Exercise directions => Tally the lines in the data below in which the word "running" occurs, then give only the total.

Material provided =>

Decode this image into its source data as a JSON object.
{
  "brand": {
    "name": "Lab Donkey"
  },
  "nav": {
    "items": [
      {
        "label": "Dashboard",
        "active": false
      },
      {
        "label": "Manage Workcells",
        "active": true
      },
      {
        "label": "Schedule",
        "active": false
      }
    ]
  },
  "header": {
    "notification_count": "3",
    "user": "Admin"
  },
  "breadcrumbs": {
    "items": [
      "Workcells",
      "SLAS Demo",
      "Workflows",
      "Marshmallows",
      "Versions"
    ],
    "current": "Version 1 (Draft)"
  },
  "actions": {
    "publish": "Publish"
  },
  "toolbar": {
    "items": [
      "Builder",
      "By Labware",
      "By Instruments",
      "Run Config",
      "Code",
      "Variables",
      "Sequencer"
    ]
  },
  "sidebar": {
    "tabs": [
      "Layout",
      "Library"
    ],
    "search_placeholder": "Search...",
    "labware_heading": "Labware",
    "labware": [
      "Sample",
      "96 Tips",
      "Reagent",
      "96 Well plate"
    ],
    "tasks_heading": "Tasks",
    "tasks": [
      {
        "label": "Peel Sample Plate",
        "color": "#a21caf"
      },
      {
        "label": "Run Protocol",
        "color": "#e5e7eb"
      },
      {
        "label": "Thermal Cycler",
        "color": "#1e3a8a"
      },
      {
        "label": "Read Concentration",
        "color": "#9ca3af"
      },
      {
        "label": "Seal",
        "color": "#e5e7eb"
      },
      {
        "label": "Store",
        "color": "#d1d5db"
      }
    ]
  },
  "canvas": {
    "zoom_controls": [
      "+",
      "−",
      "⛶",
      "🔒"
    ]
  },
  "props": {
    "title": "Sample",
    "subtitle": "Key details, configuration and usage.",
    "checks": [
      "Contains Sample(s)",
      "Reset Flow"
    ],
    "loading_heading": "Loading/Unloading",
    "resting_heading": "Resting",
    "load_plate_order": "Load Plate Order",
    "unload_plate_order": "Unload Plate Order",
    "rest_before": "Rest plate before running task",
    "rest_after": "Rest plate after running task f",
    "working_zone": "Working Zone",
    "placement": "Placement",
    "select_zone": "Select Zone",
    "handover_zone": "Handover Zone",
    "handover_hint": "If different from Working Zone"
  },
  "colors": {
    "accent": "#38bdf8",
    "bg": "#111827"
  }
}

Result => 2